| Task objective |
Scan the records for the word "this". Return each line where it is found.

| Data shown |
■ ■ ■ ■ ■ ■ ■

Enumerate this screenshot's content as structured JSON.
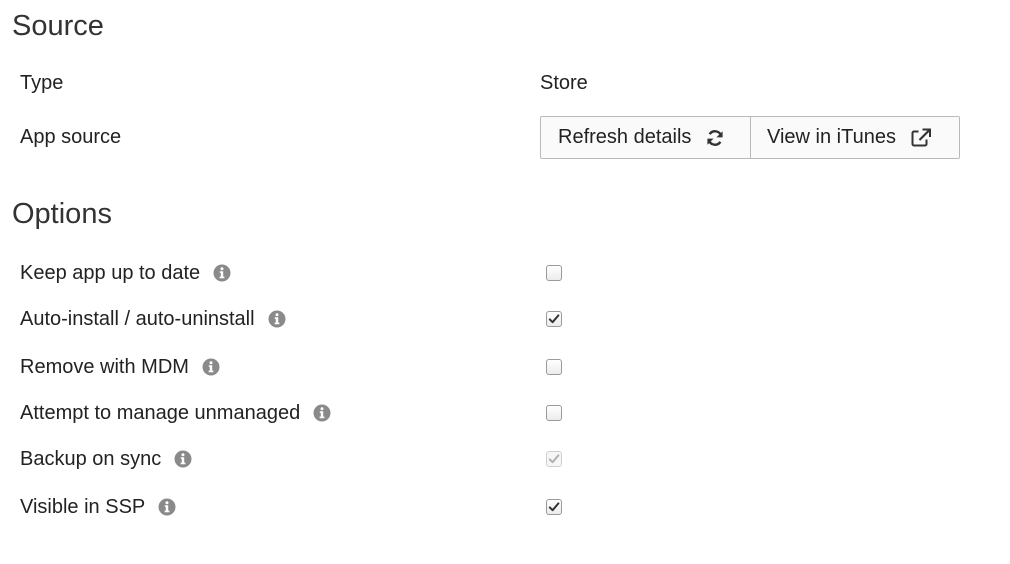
{
  "source": {
    "heading": "Source",
    "type_label": "Type",
    "type_value": "Store",
    "app_source_label": "App source",
    "refresh_button_label": "Refresh details",
    "itunes_button_label": "View in iTunes"
  },
  "options": {
    "heading": "Options",
    "items": [
      {
        "label": "Keep app up to date",
        "checked": false,
        "disabled": false
      },
      {
        "label": "Auto-install / auto-uninstall",
        "checked": true,
        "disabled": false
      },
      {
        "label": "Remove with MDM",
        "checked": false,
        "disabled": false
      },
      {
        "label": "Attempt to manage unmanaged",
        "checked": false,
        "disabled": false
      },
      {
        "label": "Backup on sync",
        "checked": true,
        "disabled": true
      },
      {
        "label": "Visible in SSP",
        "checked": true,
        "disabled": false
      }
    ]
  },
  "icons": {
    "info": "info-circle-icon",
    "refresh": "refresh-icon",
    "external_link": "external-link-icon",
    "checkmark": "checkmark-icon"
  },
  "colors": {
    "info_icon": "#8a8a8a",
    "checkmark": "#333333",
    "checkmark_disabled": "#b0b0b0",
    "button_border": "#b9b9b9"
  }
}
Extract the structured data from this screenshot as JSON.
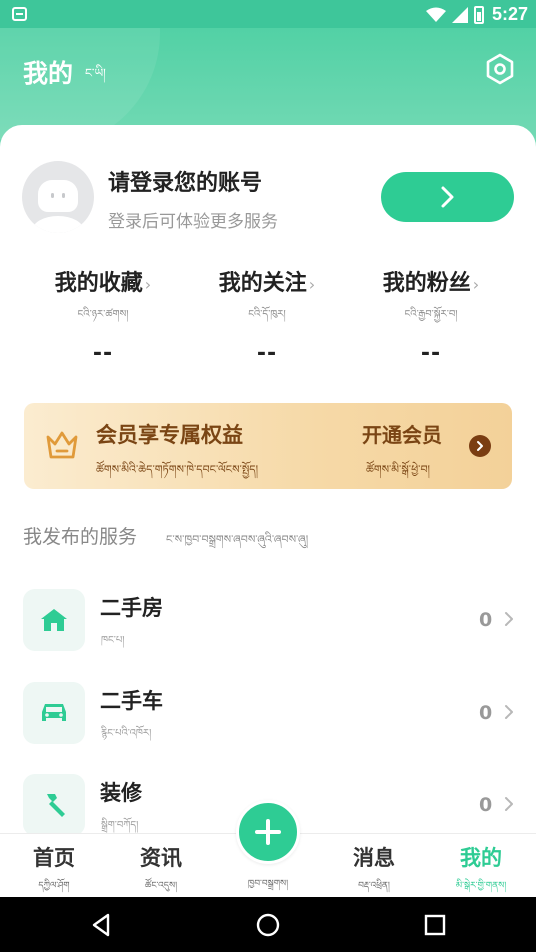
{
  "status_bar": {
    "time": "5:27"
  },
  "header": {
    "title": "我的",
    "subtitle": "ང་ཡི།"
  },
  "profile": {
    "title": "请登录您的账号",
    "subtitle": "登录后可体验更多服务"
  },
  "stats": [
    {
      "label": "我的收藏",
      "sub": "ངའི་ཉར་ཚགས།",
      "value": "--"
    },
    {
      "label": "我的关注",
      "sub": "ངའི་དོ་ཁུར།",
      "value": "--"
    },
    {
      "label": "我的粉丝",
      "sub": "ངའི་རྒྱབ་སྐྱོར་བ།",
      "value": "--"
    }
  ],
  "vip": {
    "title": "会员享专属权益",
    "subtitle": "ཚོགས་མིའི་ཆེད་གཏོགས་ཁེ་དབང་ལོངས་སྤྱོད།",
    "action": "开通会员",
    "action_sub": "ཚོགས་མི་སྒོ་ཕྱེ་བ།"
  },
  "section": {
    "title": "我发布的服务",
    "subtitle": "ང་ས་ཁྱབ་བསྒྲགས་ཞབས་ཞུའི་ཞབས་ཞུ།"
  },
  "services": [
    {
      "title": "二手房",
      "sub": "ཁང་པ།",
      "count": "0",
      "icon": "house-icon"
    },
    {
      "title": "二手车",
      "sub": "རྙིང་པའི་འཁོར།",
      "count": "0",
      "icon": "car-icon"
    },
    {
      "title": "装修",
      "sub": "སྒྲིག་བཀོད།",
      "count": "0",
      "icon": "hammer-icon"
    }
  ],
  "tabbar": {
    "items": [
      {
        "label": "首页",
        "sub": "དཀྱིལ་ཤོག"
      },
      {
        "label": "资讯",
        "sub": "ཚོང་འདུས།"
      },
      {
        "label": "消息",
        "sub": "བརྡ་འཕྲིན།"
      },
      {
        "label": "我的",
        "sub": "མི་སྒེར་གྱི་གནས།"
      }
    ],
    "publish_sub": "ཁྱབ་བསྒྲགས།"
  },
  "colors": {
    "accent": "#2ecc94",
    "header": "#52d1a5",
    "vip_text": "#7a4514"
  }
}
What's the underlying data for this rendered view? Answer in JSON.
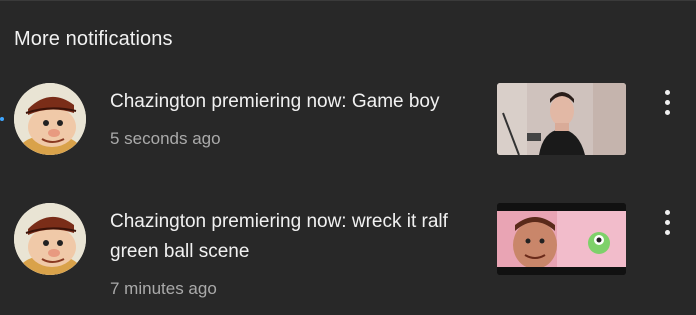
{
  "section": {
    "title": "More notifications"
  },
  "notifications": [
    {
      "title": "Chazington premiering now: Game boy",
      "time": "5 seconds ago",
      "unread": true,
      "avatar_icon": "channel-avatar-cartoon",
      "thumbnail_icon": "video-thumbnail-webcam",
      "menu_icon": "more-vert-icon"
    },
    {
      "title": "Chazington premiering now: wreck it ralf green ball scene",
      "time": "7 minutes ago",
      "unread": false,
      "avatar_icon": "channel-avatar-cartoon",
      "thumbnail_icon": "video-thumbnail-animation",
      "menu_icon": "more-vert-icon"
    }
  ],
  "colors": {
    "background": "#282828",
    "text_primary": "#f1f1f1",
    "text_secondary": "#aaaaaa",
    "unread_dot": "#3ea6ff"
  }
}
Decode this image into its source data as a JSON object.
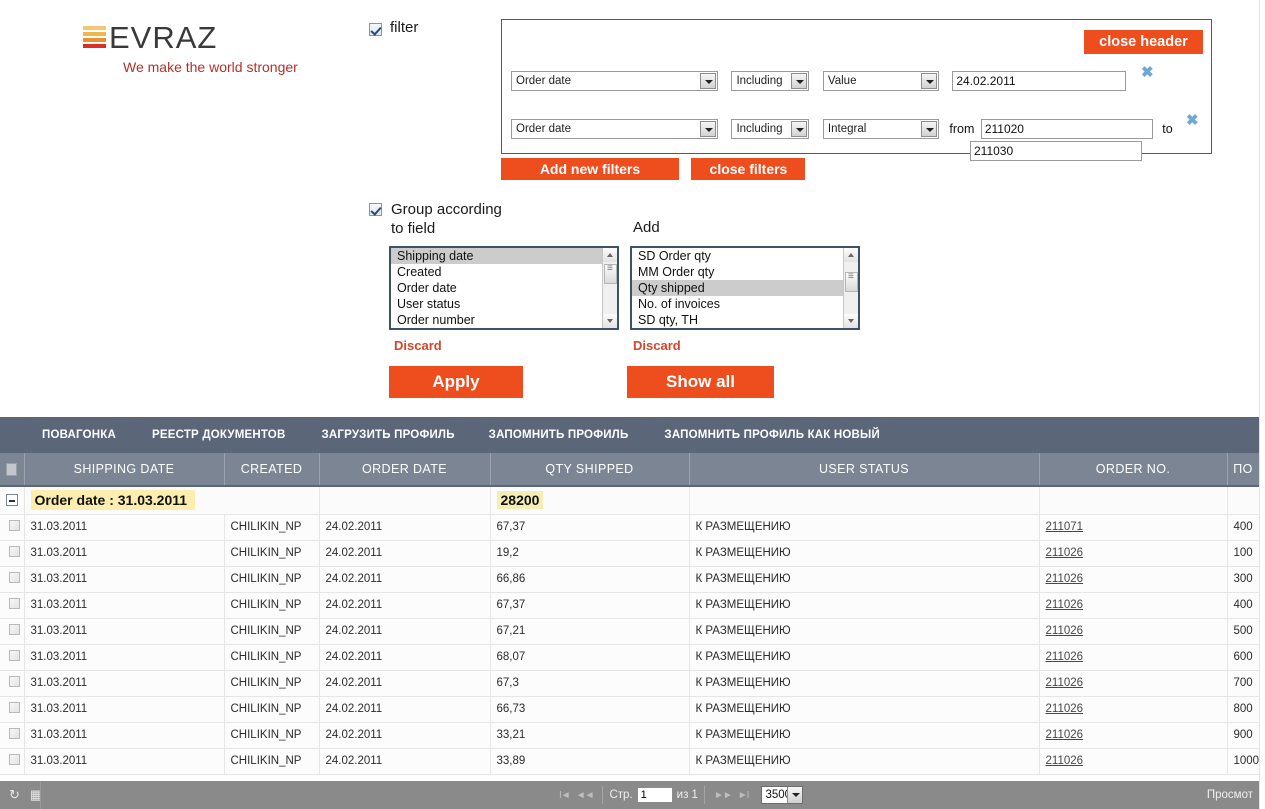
{
  "brand": {
    "name": "EVRAZ",
    "tagline": "We make the world stronger",
    "bar_colors": [
      "#f2c679",
      "#f0b64a",
      "#ee8f2e",
      "#d93025"
    ]
  },
  "filter_toggle": {
    "label": "filter",
    "checked": true
  },
  "filter_panel": {
    "close_header_label": "close header",
    "rows": [
      {
        "field": "Order date",
        "inclusion": "Including",
        "type": "Value",
        "value": "24.02.2011",
        "remove_icon": "✖"
      },
      {
        "field": "Order date",
        "inclusion": "Including",
        "type": "Integral",
        "from_label": "from",
        "from_value": "211020",
        "to_label": "to",
        "to_value": "211030",
        "remove_icon": "✖"
      }
    ],
    "add_new_filters_label": "Add new filters",
    "close_filters_label": "close filters"
  },
  "group": {
    "checked": true,
    "label_line1": "Group according",
    "label_line2": "to field",
    "add_label": "Add",
    "group_field_items": [
      "Shipping date",
      "Created",
      "Order date",
      "User status",
      "Order number"
    ],
    "group_field_selected": "Shipping date",
    "add_items": [
      "SD Order qty",
      "MM Order qty",
      "Qty shipped",
      "No. of invoices",
      "SD qty, TH"
    ],
    "add_selected": "Qty shipped",
    "discard_label_left": "Discard",
    "discard_label_right": "Discard",
    "apply_label": "Apply",
    "show_all_label": "Show all"
  },
  "navbar": {
    "items": [
      "ПОВАГОНКА",
      "РЕЕСТР ДОКУМЕНТОВ",
      "ЗАГРУЗИТЬ ПРОФИЛЬ",
      "ЗАПОМНИТЬ ПРОФИЛЬ",
      "ЗАПОМНИТЬ ПРОФИЛЬ КАК НОВЫЙ"
    ]
  },
  "table": {
    "columns": [
      "SHIPPING DATE",
      "CREATED",
      "ORDER DATE",
      "QTY SHIPPED",
      "USER STATUS",
      "ORDER  NO.",
      "ПО"
    ],
    "group_row": {
      "title": "Order date : 31.03.2011",
      "qty_shipped": "28200"
    },
    "rows": [
      {
        "shipping_date": "31.03.2011",
        "created": "CHILIKIN_NP",
        "order_date": "24.02.2011",
        "qty_shipped": "67,37",
        "user_status": "К РАЗМЕЩЕНИЮ",
        "order_no": "211071",
        "po": "400"
      },
      {
        "shipping_date": "31.03.2011",
        "created": "CHILIKIN_NP",
        "order_date": "24.02.2011",
        "qty_shipped": "19,2",
        "user_status": "К РАЗМЕЩЕНИЮ",
        "order_no": "211026",
        "po": "100"
      },
      {
        "shipping_date": "31.03.2011",
        "created": "CHILIKIN_NP",
        "order_date": "24.02.2011",
        "qty_shipped": "66,86",
        "user_status": "К РАЗМЕЩЕНИЮ",
        "order_no": "211026",
        "po": "300"
      },
      {
        "shipping_date": "31.03.2011",
        "created": "CHILIKIN_NP",
        "order_date": "24.02.2011",
        "qty_shipped": "67,37",
        "user_status": "К РАЗМЕЩЕНИЮ",
        "order_no": "211026",
        "po": "400"
      },
      {
        "shipping_date": "31.03.2011",
        "created": "CHILIKIN_NP",
        "order_date": "24.02.2011",
        "qty_shipped": "67,21",
        "user_status": "К РАЗМЕЩЕНИЮ",
        "order_no": "211026",
        "po": "500"
      },
      {
        "shipping_date": "31.03.2011",
        "created": "CHILIKIN_NP",
        "order_date": "24.02.2011",
        "qty_shipped": "68,07",
        "user_status": "К РАЗМЕЩЕНИЮ",
        "order_no": "211026",
        "po": "600"
      },
      {
        "shipping_date": "31.03.2011",
        "created": "CHILIKIN_NP",
        "order_date": "24.02.2011",
        "qty_shipped": "67,3",
        "user_status": "К РАЗМЕЩЕНИЮ",
        "order_no": "211026",
        "po": "700"
      },
      {
        "shipping_date": "31.03.2011",
        "created": "CHILIKIN_NP",
        "order_date": "24.02.2011",
        "qty_shipped": "66,73",
        "user_status": "К РАЗМЕЩЕНИЮ",
        "order_no": "211026",
        "po": "800"
      },
      {
        "shipping_date": "31.03.2011",
        "created": "CHILIKIN_NP",
        "order_date": "24.02.2011",
        "qty_shipped": "33,21",
        "user_status": "К РАЗМЕЩЕНИЮ",
        "order_no": "211026",
        "po": "900"
      },
      {
        "shipping_date": "31.03.2011",
        "created": "CHILIKIN_NP",
        "order_date": "24.02.2011",
        "qty_shipped": "33,89",
        "user_status": "К РАЗМЕЩЕНИЮ",
        "order_no": "211026",
        "po": "1000"
      }
    ]
  },
  "statusbar": {
    "refresh_icon": "↻",
    "grid_icon": "▦",
    "first_page_icon": "I◄",
    "prev_page_icon": "◄◄",
    "page_label": "Стр.",
    "page_value": "1",
    "of_label": "из 1",
    "next_page_icon": "►►",
    "last_page_icon": "►I",
    "page_size": "3500",
    "right_text": "Просмот"
  },
  "colors": {
    "accent_orange": "#ee4d1e",
    "navbar": "#5b6679",
    "table_header": "#7b8594",
    "statusbar": "#8a8a8a",
    "highlight_yellow": "#fdeeb0"
  }
}
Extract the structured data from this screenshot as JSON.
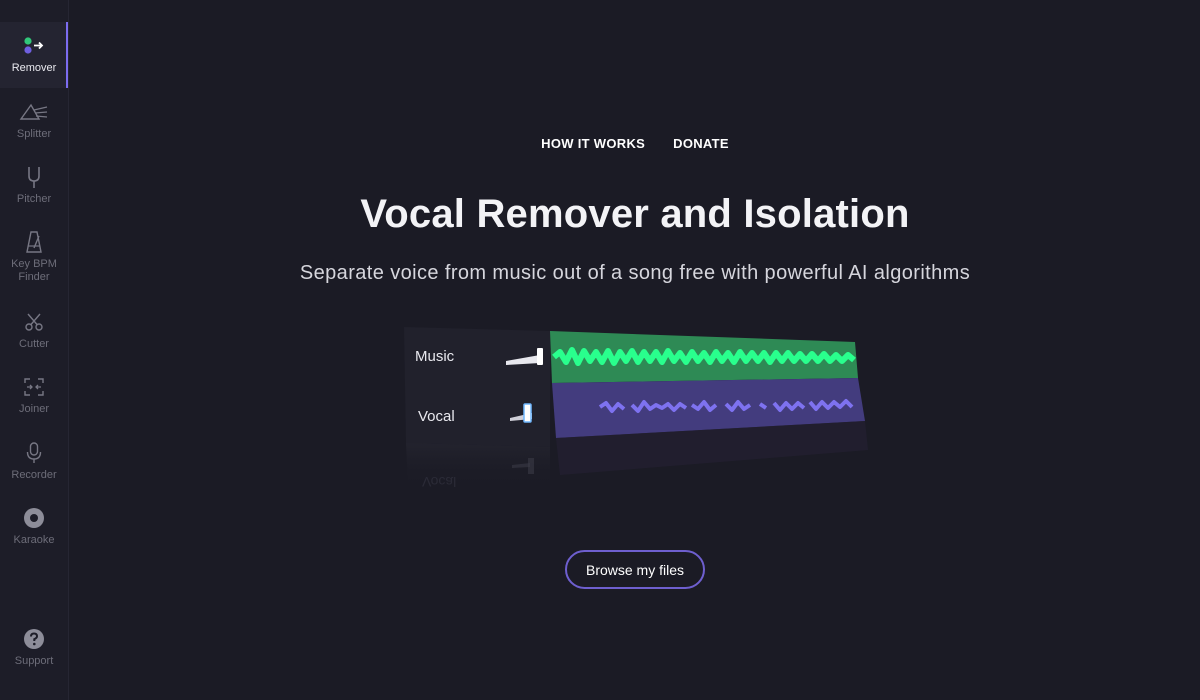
{
  "sidebar": {
    "items": [
      {
        "label": "Remover",
        "icon": "remover-icon",
        "active": true
      },
      {
        "label": "Splitter",
        "icon": "splitter-icon"
      },
      {
        "label": "Pitcher",
        "icon": "tuning-fork-icon"
      },
      {
        "label": "Key BPM Finder",
        "icon": "metronome-icon"
      },
      {
        "label": "Cutter",
        "icon": "scissors-icon"
      },
      {
        "label": "Joiner",
        "icon": "joiner-icon"
      },
      {
        "label": "Recorder",
        "icon": "microphone-icon"
      },
      {
        "label": "Karaoke",
        "icon": "disc-icon"
      }
    ],
    "support": {
      "label": "Support",
      "icon": "question-icon"
    }
  },
  "nav": {
    "how_it_works": "HOW IT WORKS",
    "donate": "DONATE"
  },
  "hero": {
    "title": "Vocal Remover and Isolation",
    "subtitle": "Separate voice from music out of a song free with powerful AI algorithms"
  },
  "illustration": {
    "music_label": "Music",
    "vocal_label": "Vocal",
    "music_color": "#1fe07a",
    "vocal_color": "#6a5fd8"
  },
  "browse_button": "Browse my files",
  "colors": {
    "background": "#1b1b25",
    "accent": "#7c6cf0"
  }
}
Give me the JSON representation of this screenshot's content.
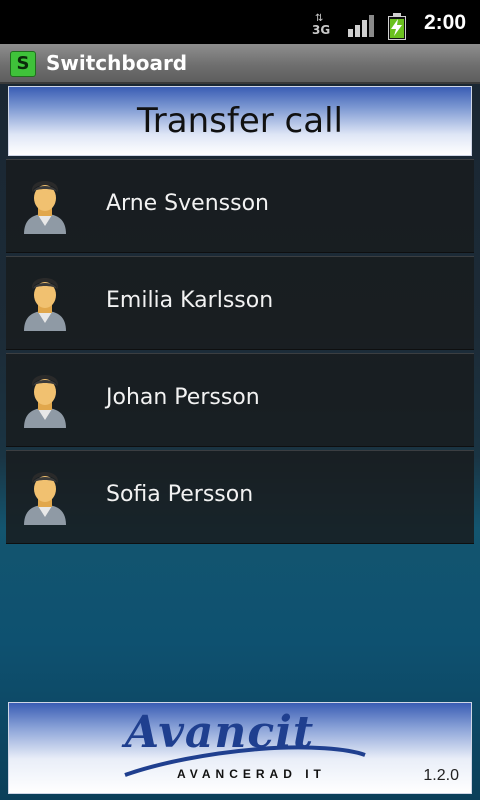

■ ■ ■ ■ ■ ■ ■

| Output of the exercise |
Enumerate this screenshot's content as structured JSON.
Extract the structured data from this screenshot as JSON.
What's the underlying data for this rendered view? Answer in JSON.
Decode this image into its source data as a JSON object.
Extract the structured data from this screenshot as JSON.
Give me the JSON representation of this screenshot's content.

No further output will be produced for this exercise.